[Entries from a dataset of interfaces]
BEGIN

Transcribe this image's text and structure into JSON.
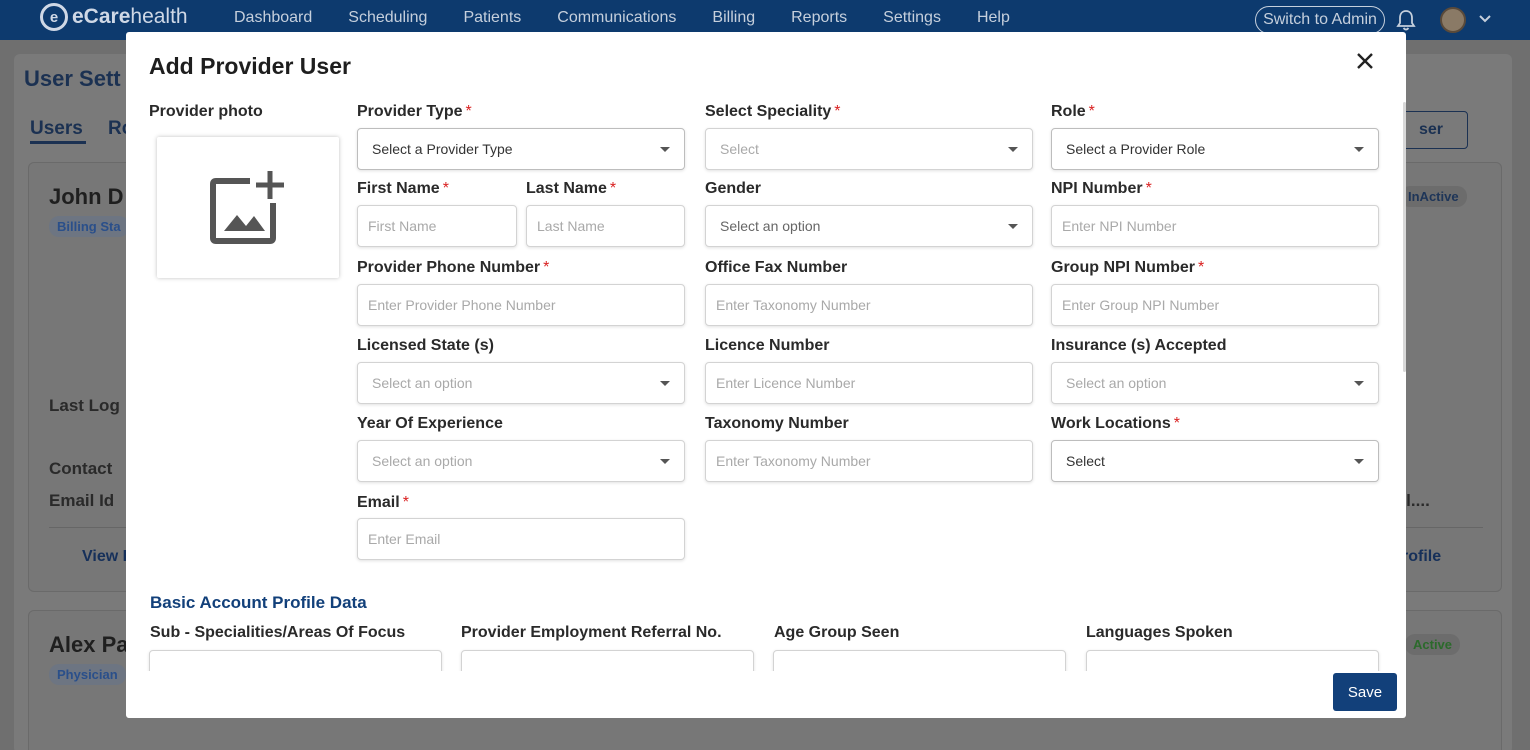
{
  "app": {
    "logo_main": "eCare",
    "logo_sub": "health",
    "nav": [
      "Dashboard",
      "Scheduling",
      "Patients",
      "Communications",
      "Billing",
      "Reports",
      "Settings",
      "Help"
    ],
    "switch_label": "Switch to Admin"
  },
  "background": {
    "page_title": "User Sett",
    "tab_users": "Users",
    "tab_roles": "Ro",
    "add_user_tail": "ser",
    "card1": {
      "name": "John D",
      "role_badge": "Billing Sta",
      "status": "InActive",
      "last_login": "Last Log",
      "contact": "Contact",
      "email": "Email Id",
      "email_tail": "ail....",
      "view_link": "View I",
      "profile_link": "rofile"
    },
    "card2": {
      "name": "Alex Pa",
      "role_badge": "Physician",
      "status": "Active"
    }
  },
  "modal": {
    "title": "Add Provider User",
    "photo_label": "Provider photo",
    "fields": {
      "provider_type": {
        "label": "Provider Type",
        "placeholder": "Select a Provider Type"
      },
      "speciality": {
        "label": "Select Speciality",
        "placeholder": "Select"
      },
      "role": {
        "label": "Role",
        "placeholder": "Select a Provider Role"
      },
      "first_name": {
        "label": "First Name",
        "placeholder": "First Name"
      },
      "last_name": {
        "label": "Last Name",
        "placeholder": "Last Name"
      },
      "gender": {
        "label": "Gender",
        "placeholder": "Select an option"
      },
      "npi": {
        "label": "NPI Number",
        "placeholder": "Enter NPI Number"
      },
      "phone": {
        "label": "Provider Phone Number",
        "placeholder": "Enter Provider Phone Number"
      },
      "fax": {
        "label": "Office Fax Number",
        "placeholder": "Enter Taxonomy Number"
      },
      "group_npi": {
        "label": "Group NPI Number",
        "placeholder": "Enter Group NPI Number"
      },
      "licensed_state": {
        "label": "Licensed State (s)",
        "placeholder": "Select an option"
      },
      "licence_number": {
        "label": "Licence Number",
        "placeholder": "Enter Licence Number"
      },
      "insurance": {
        "label": "Insurance (s) Accepted",
        "placeholder": "Select an option"
      },
      "experience": {
        "label": "Year Of Experience",
        "placeholder": "Select an option"
      },
      "taxonomy": {
        "label": "Taxonomy Number",
        "placeholder": "Enter Taxonomy Number"
      },
      "work_locations": {
        "label": "Work Locations",
        "placeholder": "Select"
      },
      "email": {
        "label": "Email",
        "placeholder": "Enter Email"
      }
    },
    "section_title": "Basic Account Profile Data",
    "section_fields": {
      "sub_specialities": "Sub - Specialities/Areas Of Focus",
      "referral": "Provider Employment Referral No.",
      "age_group": "Age Group Seen",
      "languages": "Languages Spoken"
    },
    "save_label": "Save"
  },
  "colors": {
    "nav_bg": "#0d3a6e",
    "primary": "#12407a",
    "required": "#d92020"
  },
  "icons": [
    "bell-icon",
    "chevron-down-icon",
    "close-icon",
    "add-photo-icon",
    "caret-down-icon"
  ]
}
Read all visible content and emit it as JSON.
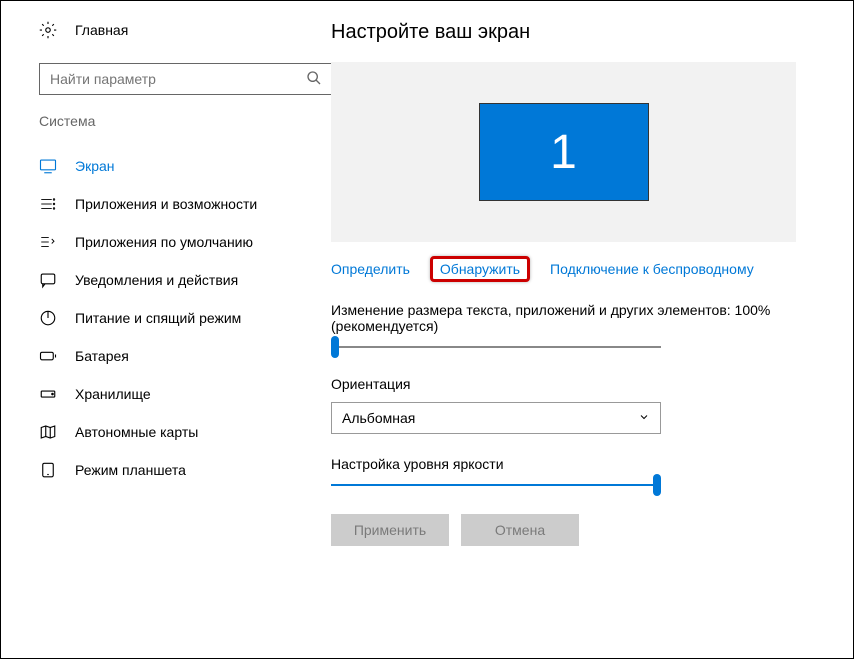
{
  "home": {
    "label": "Главная"
  },
  "search": {
    "placeholder": "Найти параметр"
  },
  "category": "Система",
  "nav": [
    {
      "key": "display",
      "label": "Экран",
      "active": true
    },
    {
      "key": "apps",
      "label": "Приложения и возможности"
    },
    {
      "key": "default-apps",
      "label": "Приложения по умолчанию"
    },
    {
      "key": "notifications",
      "label": "Уведомления и действия"
    },
    {
      "key": "power",
      "label": "Питание и спящий режим"
    },
    {
      "key": "battery",
      "label": "Батарея"
    },
    {
      "key": "storage",
      "label": "Хранилище"
    },
    {
      "key": "maps",
      "label": "Автономные карты"
    },
    {
      "key": "tablet",
      "label": "Режим планшета"
    }
  ],
  "main": {
    "title": "Настройте ваш экран",
    "monitor_number": "1",
    "links": {
      "identify": "Определить",
      "detect": "Обнаружить",
      "wireless": "Подключение к беспроводному"
    },
    "scaling_label": "Изменение размера текста, приложений и других элементов: 100% (рекомендуется)",
    "scaling_value": 0,
    "orientation_label": "Ориентация",
    "orientation_value": "Альбомная",
    "brightness_label": "Настройка уровня яркости",
    "brightness_value": 100,
    "apply": "Применить",
    "cancel": "Отмена"
  }
}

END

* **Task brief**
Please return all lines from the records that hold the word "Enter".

* **Task result**
        "placeholder": "Enter NPI Number"
        "placeholder": "Enter Provider Phone Number"
        "placeholder": "Enter Taxonomy Number"
        "placeholder": "Enter Group NPI Number"
        "placeholder": "Enter Licence Number"
        "placeholder": "Enter Taxonomy Number"
        "placeholder": "Enter Email"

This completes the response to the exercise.